§ What you are asked to do
Whenever a line below mentions the word "name", that line should be copied.

§ Record excerpts
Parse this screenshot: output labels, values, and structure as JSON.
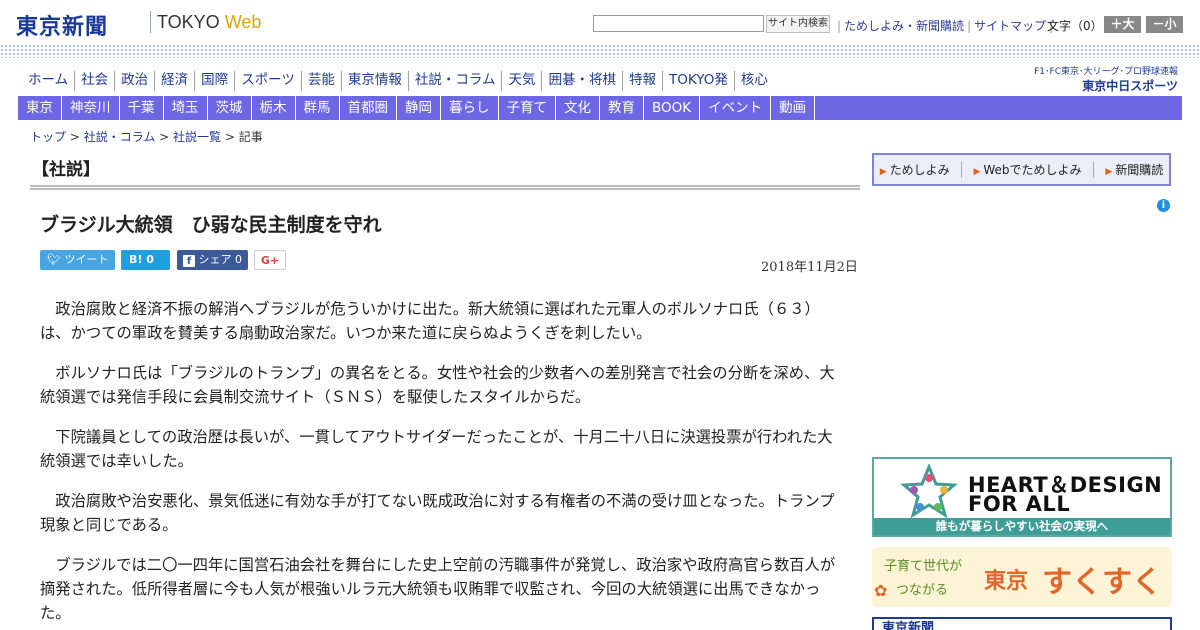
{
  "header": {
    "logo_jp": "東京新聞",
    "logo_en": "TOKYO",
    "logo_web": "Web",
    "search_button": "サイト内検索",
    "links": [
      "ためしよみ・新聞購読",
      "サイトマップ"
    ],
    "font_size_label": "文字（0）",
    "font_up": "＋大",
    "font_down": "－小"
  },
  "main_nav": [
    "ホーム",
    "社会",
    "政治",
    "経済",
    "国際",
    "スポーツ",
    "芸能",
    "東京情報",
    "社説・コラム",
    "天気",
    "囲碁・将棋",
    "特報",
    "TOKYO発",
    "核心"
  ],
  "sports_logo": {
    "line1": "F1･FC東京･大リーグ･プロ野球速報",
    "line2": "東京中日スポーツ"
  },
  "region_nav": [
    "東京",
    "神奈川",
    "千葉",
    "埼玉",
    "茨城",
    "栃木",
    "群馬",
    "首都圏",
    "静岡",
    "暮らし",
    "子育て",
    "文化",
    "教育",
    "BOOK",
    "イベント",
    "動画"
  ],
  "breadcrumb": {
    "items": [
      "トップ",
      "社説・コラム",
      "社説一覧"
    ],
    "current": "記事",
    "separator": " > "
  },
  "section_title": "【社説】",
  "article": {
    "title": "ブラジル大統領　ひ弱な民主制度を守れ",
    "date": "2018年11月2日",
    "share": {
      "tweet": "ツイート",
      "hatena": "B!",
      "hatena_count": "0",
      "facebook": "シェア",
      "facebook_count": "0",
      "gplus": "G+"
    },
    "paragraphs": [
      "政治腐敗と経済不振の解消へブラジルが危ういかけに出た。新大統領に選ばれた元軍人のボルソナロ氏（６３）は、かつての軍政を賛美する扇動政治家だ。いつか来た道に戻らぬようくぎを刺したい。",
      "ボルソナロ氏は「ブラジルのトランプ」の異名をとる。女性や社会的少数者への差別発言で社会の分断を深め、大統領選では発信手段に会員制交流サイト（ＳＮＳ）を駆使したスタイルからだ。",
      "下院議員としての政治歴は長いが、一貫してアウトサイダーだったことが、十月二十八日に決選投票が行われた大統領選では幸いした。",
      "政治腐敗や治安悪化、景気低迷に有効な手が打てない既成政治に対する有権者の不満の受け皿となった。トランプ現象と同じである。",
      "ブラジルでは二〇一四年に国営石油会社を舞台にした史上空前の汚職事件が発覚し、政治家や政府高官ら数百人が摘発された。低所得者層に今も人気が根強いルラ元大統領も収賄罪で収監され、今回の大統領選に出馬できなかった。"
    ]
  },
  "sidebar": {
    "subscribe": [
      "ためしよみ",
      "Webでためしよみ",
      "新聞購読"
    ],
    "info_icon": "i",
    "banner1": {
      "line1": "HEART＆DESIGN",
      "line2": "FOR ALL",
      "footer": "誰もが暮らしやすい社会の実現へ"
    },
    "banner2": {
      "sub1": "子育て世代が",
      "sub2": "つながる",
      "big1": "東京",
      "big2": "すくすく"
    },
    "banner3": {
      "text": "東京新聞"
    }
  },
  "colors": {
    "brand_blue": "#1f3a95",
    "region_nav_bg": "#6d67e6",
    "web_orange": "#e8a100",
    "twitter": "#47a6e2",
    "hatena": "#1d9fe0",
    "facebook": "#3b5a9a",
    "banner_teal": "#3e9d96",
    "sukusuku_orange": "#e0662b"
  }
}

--

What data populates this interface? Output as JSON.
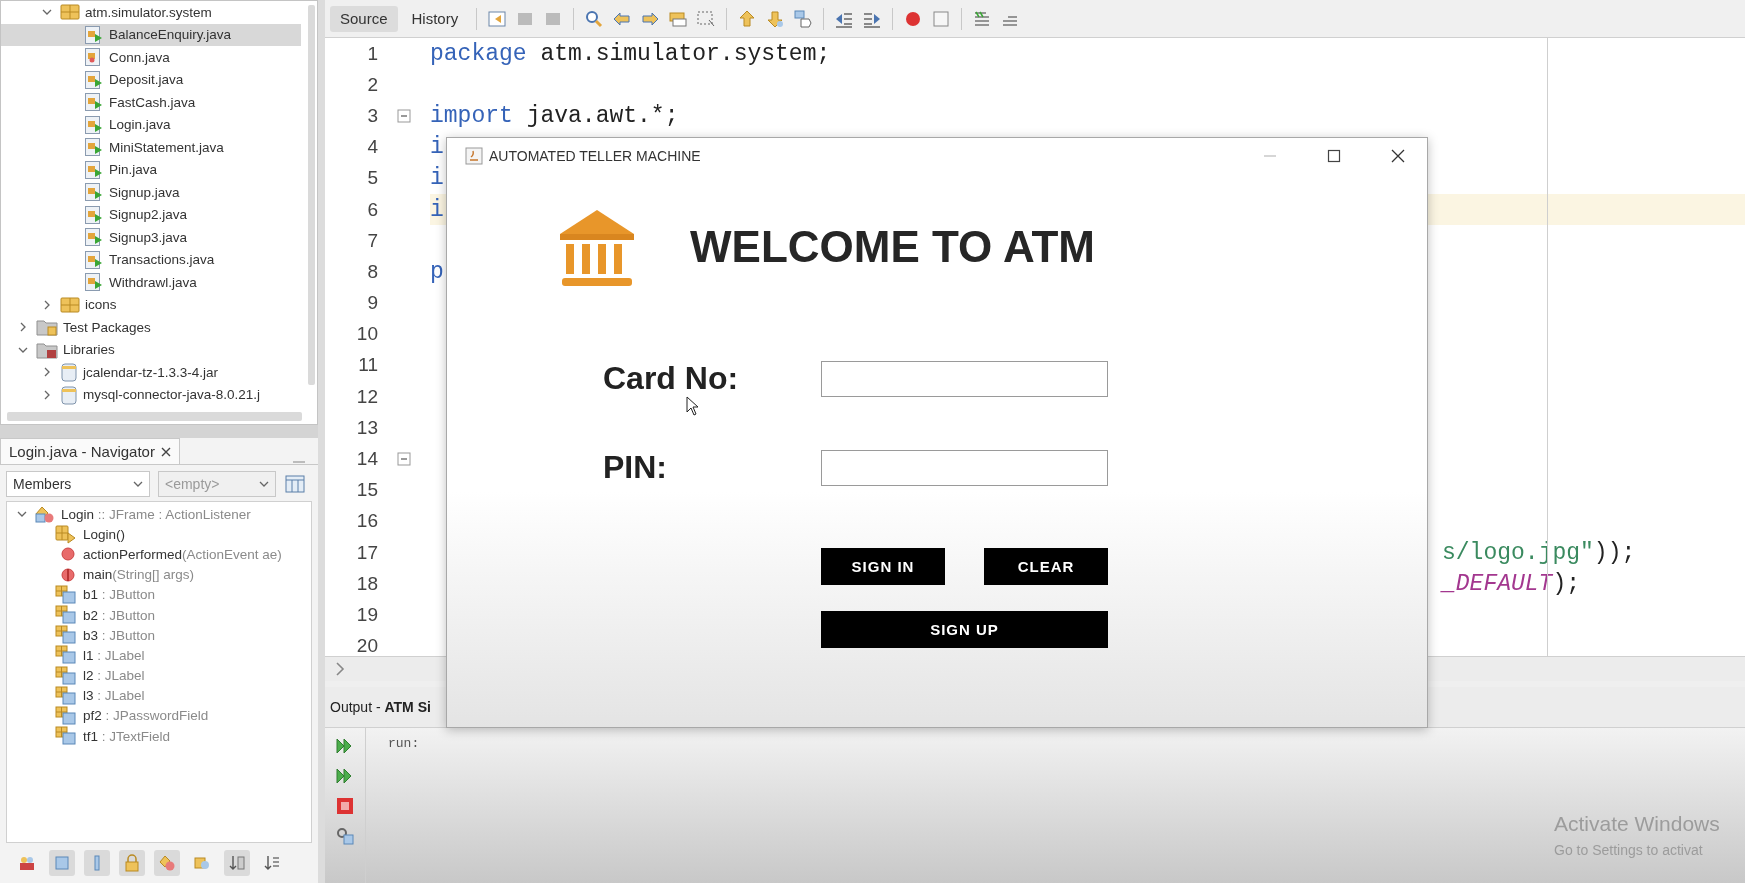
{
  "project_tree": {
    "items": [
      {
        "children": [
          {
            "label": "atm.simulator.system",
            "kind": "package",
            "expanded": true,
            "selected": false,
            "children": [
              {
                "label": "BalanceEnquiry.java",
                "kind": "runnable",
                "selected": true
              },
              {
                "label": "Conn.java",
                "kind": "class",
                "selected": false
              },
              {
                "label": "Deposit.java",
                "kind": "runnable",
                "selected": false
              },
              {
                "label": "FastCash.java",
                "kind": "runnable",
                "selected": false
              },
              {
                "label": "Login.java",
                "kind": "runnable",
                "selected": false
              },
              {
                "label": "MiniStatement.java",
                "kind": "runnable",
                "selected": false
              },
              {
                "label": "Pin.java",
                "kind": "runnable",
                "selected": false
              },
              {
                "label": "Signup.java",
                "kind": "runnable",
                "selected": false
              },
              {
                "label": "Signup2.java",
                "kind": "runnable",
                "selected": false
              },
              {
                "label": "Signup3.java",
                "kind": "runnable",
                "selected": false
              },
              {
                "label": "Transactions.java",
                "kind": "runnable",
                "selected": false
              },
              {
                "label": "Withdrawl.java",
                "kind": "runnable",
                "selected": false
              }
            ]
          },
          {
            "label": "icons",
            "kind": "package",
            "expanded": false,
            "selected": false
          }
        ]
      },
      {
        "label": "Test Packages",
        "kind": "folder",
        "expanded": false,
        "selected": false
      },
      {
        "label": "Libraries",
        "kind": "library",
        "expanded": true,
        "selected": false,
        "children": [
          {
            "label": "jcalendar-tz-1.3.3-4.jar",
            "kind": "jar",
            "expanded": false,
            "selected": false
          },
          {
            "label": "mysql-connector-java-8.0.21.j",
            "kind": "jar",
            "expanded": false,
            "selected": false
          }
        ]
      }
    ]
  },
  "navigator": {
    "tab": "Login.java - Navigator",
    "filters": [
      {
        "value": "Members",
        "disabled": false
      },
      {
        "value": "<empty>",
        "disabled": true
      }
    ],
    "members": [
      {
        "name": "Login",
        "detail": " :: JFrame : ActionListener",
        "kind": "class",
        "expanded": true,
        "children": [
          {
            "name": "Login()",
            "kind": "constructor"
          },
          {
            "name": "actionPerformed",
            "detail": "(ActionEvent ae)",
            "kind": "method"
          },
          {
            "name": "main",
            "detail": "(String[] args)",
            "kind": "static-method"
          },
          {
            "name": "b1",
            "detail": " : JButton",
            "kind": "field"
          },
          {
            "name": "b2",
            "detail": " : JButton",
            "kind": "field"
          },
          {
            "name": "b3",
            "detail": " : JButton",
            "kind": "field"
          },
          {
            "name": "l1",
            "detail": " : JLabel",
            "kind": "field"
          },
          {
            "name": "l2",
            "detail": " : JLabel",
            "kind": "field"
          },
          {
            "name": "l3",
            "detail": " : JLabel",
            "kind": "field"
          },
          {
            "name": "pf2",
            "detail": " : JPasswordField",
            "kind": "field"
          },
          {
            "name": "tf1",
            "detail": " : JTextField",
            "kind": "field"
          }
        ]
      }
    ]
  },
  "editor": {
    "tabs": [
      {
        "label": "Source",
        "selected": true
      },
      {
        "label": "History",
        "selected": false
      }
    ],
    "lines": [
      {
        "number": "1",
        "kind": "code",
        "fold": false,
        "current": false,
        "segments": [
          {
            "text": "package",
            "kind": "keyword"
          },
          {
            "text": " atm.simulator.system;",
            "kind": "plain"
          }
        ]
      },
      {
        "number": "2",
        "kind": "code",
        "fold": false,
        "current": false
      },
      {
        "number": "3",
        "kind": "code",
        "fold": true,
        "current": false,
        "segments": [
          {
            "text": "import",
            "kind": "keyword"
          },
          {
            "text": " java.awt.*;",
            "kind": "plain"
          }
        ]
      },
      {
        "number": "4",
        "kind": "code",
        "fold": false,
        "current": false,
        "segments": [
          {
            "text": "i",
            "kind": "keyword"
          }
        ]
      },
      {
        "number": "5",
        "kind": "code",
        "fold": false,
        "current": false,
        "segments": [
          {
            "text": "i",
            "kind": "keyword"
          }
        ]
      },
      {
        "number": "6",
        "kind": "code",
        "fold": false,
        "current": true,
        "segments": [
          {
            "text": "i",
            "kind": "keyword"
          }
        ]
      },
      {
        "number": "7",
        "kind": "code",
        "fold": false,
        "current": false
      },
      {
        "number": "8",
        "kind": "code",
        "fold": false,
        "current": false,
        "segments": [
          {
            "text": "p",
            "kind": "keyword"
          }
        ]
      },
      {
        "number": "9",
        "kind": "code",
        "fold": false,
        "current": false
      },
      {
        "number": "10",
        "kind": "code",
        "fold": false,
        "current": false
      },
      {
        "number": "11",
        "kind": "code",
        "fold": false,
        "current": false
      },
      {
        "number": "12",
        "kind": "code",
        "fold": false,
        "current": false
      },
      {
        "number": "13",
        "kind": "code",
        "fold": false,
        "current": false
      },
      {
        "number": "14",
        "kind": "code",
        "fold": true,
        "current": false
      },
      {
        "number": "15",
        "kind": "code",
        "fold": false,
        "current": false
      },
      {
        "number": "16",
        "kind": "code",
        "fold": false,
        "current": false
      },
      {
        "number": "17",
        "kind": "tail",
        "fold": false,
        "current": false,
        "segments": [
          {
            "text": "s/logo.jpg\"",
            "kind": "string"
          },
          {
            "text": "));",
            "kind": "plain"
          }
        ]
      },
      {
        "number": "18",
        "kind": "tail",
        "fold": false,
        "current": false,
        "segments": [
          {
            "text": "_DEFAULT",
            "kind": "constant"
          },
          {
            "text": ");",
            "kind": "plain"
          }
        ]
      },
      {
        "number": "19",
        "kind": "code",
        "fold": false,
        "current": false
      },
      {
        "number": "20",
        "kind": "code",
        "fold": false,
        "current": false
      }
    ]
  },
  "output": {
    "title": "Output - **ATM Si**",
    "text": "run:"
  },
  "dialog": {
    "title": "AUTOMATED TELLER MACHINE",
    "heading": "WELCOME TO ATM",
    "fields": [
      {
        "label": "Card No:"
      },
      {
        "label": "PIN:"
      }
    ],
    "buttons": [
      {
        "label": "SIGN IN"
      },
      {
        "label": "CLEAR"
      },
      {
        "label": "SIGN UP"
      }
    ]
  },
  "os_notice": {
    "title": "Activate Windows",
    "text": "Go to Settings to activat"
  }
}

§ Completed exercise
        "name": "Login",
            "name": "Login()",
            "name": "actionPerformed",
            "name": "main",
            "name": "b1",
            "name": "b2",
            "name": "b3",
            "name": "l1",
            "name": "l2",
            "name": "l3",
            "name": "pf2",
            "name": "tf1",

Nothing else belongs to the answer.